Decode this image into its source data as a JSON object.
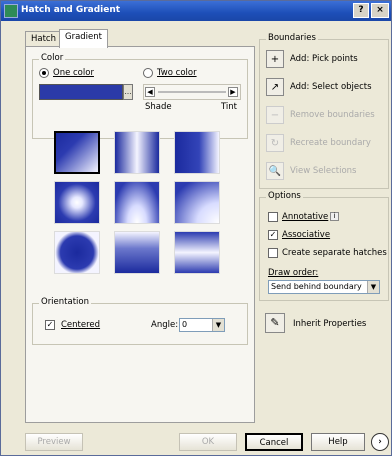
{
  "window": {
    "title": "Hatch and Gradient",
    "help_btn": "?",
    "close_btn": "×"
  },
  "tabs": [
    {
      "label": "Hatch"
    },
    {
      "label": "Gradient"
    }
  ],
  "color": {
    "group_label": "Color",
    "one_color_label": "One color",
    "two_color_label": "Two color",
    "shade_label": "Shade",
    "tint_label": "Tint",
    "swatch_color": "#2b3aa8"
  },
  "orientation": {
    "group_label": "Orientation",
    "centered_label": "Centered",
    "centered_mark": "✓",
    "angle_label": "Angle:",
    "angle_value": "0"
  },
  "boundaries": {
    "group_label": "Boundaries",
    "items": [
      {
        "label": "Add: Pick points",
        "icon": "+"
      },
      {
        "label": "Add: Select objects",
        "icon": "↗"
      },
      {
        "label": "Remove boundaries",
        "icon": "−"
      },
      {
        "label": "Recreate boundary",
        "icon": "↻"
      },
      {
        "label": "View Selections",
        "icon": "🔍"
      }
    ]
  },
  "options": {
    "group_label": "Options",
    "annotative_label": "Annotative",
    "info_glyph": "i",
    "associative_label": "Associative",
    "associative_mark": "✓",
    "separate_label": "Create separate hatches",
    "draw_order_label": "Draw order:",
    "draw_order_value": "Send behind boundary"
  },
  "inherit_label": "Inherit Properties",
  "footer": {
    "preview": "Preview",
    "ok": "OK",
    "cancel": "Cancel",
    "help": "Help",
    "more": "›"
  }
}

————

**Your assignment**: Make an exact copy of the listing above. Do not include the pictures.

**Result for this exercise**:
Decode this image into its source data as a JSON object.
{
  "window": {
    "title": "Hatch and Gradient",
    "help_btn": "?",
    "close_btn": "×"
  },
  "tabs": [
    {
      "label": "Hatch"
    },
    {
      "label": "Gradient"
    }
  ],
  "color": {
    "group_label": "Color",
    "one_color_label": "One color",
    "two_color_label": "Two color",
    "shade_label": "Shade",
    "tint_label": "Tint",
    "swatch_color": "#2b3aa8"
  },
  "orientation": {
    "group_label": "Orientation",
    "centered_label": "Centered",
    "centered_mark": "✓",
    "angle_label": "Angle:",
    "angle_value": "0"
  },
  "boundaries": {
    "group_label": "Boundaries",
    "items": [
      {
        "label": "Add: Pick points",
        "icon": "+"
      },
      {
        "label": "Add: Select objects",
        "icon": "↗"
      },
      {
        "label": "Remove boundaries",
        "icon": "−"
      },
      {
        "label": "Recreate boundary",
        "icon": "↻"
      },
      {
        "label": "View Selections",
        "icon": "🔍"
      }
    ]
  },
  "options": {
    "group_label": "Options",
    "annotative_label": "Annotative",
    "info_glyph": "i",
    "associative_label": "Associative",
    "associative_mark": "✓",
    "separate_label": "Create separate hatches",
    "draw_order_label": "Draw order:",
    "draw_order_value": "Send behind boundary"
  },
  "inherit_label": "Inherit Properties",
  "footer": {
    "preview": "Preview",
    "ok": "OK",
    "cancel": "Cancel",
    "help": "Help",
    "more": "›"
  }
}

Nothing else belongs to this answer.